Anna Torrens-Burton (Cardiff University School of Medicine), Silvia Goss, Eileen Sutton and colleagues examine the difficulties faced by people bereaved during the pandemic (April 2022)

Background The COVID-19 pandemic has been a devastating, mass bereavement event characterised by high levels of disruption to end-of-life, grieving and coping processes. Quantitative evidence is emerging on the effects of the pandemic on grief outcomes, but rich qualitative evidence on the lived experiences of people bereaved during these times is lacking.

Methods We analysed qualitative data from two independent UK-wide online surveys to describe the experiences of 881 people bereaved during the pandemic. We analysed the data in two phases, conducting an inductive thematic analysis and then applying Stroebe and Schut’s Dual Process Model (DPM) and concepts of loss-oriented and restoration-oriented coping (1999; 2010) as an analytic lens to further contextualise and interpret the data.

Results We identified six main themes: troubled deaths; mourning, memorialisation and death administration; mass bereavement, the media and the ongoing threat of the pandemic; grieving and coping; work and employment; and support from the health and social care system. Examples of loss-oriented stressors included being unable to visit and say goodbye at the end of life and restricted funeral and memorialisation practices. Associated reactions were feelings of guilt, anger, and problems accepting the death and beginning to grieve. Examples of restoration-oriented stressors and reactions were severely curtailed support-systems and social/recreational activities, which impacted people’s ability to cope.

Conclusion Study results demonstrate the exceptionally difficult sets of experiences associated with pandemic bereavement, and the utility of the DPM for conceptualising these additional challenges and their impacts on grieving. Our analysis builds and expands on previous use of the DPM in explicating the impact of the pandemic on bereavement.

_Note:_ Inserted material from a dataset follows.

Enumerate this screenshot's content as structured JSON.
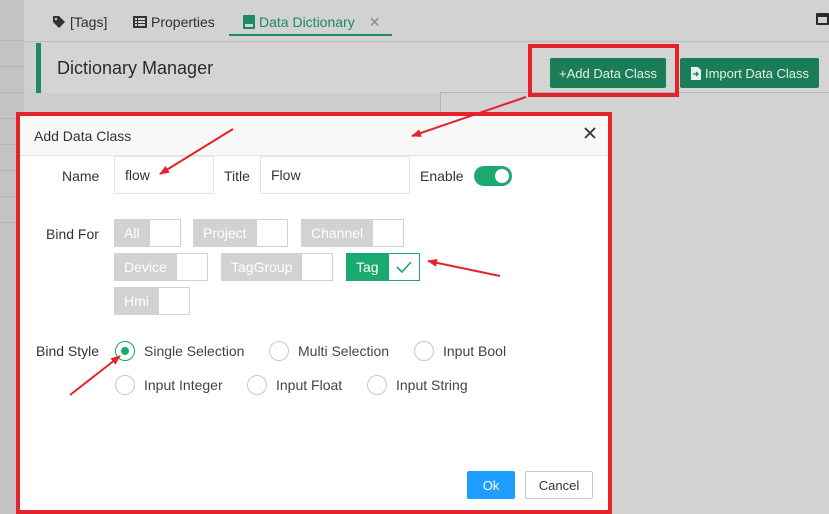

We make recommendations for statutory, private and third sector organisations for improving the experiences of people bereaved during and following this and future pandemics.